■ Required action:
Exact reproduction of every record is required, and pictures are to be excluded.

■ Input material:
━━━━━━━━━━━━━━━━

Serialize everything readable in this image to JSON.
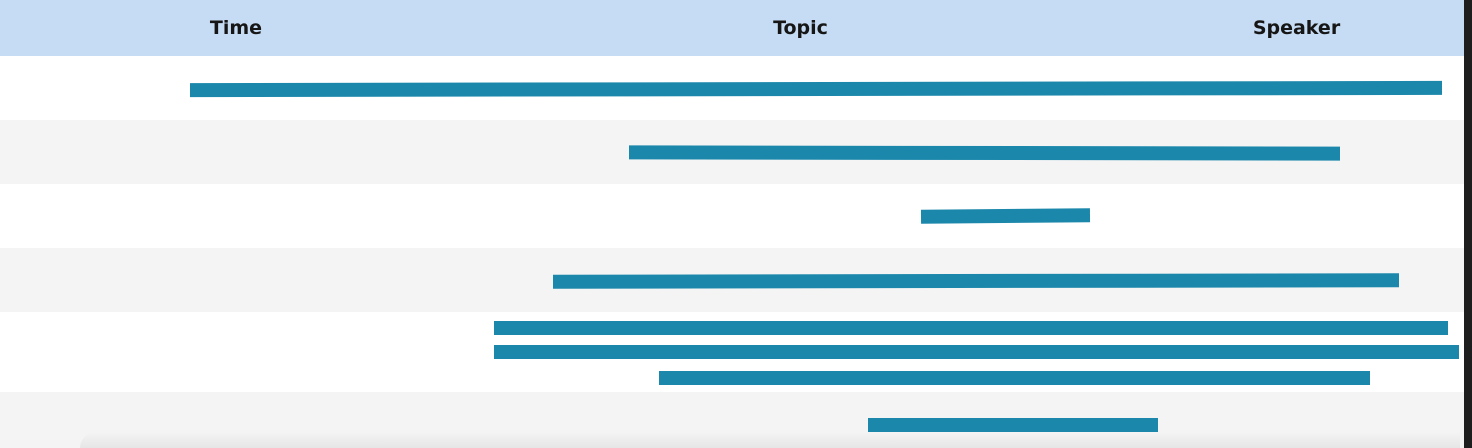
{
  "table": {
    "headers": {
      "time": "Time",
      "topic": "Topic",
      "speaker": "Speaker"
    }
  },
  "redaction_color": "#1b87ab",
  "header_color": "#c6dcf4",
  "alt_row_color": "#f4f4f4"
}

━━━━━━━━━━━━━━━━

■ Solution to this task:
Serialize everything readable in this image to JSON.
{
  "table": {
    "headers": {
      "time": "Time",
      "topic": "Topic",
      "speaker": "Speaker"
    }
  },
  "redaction_color": "#1b87ab",
  "header_color": "#c6dcf4",
  "alt_row_color": "#f4f4f4"
}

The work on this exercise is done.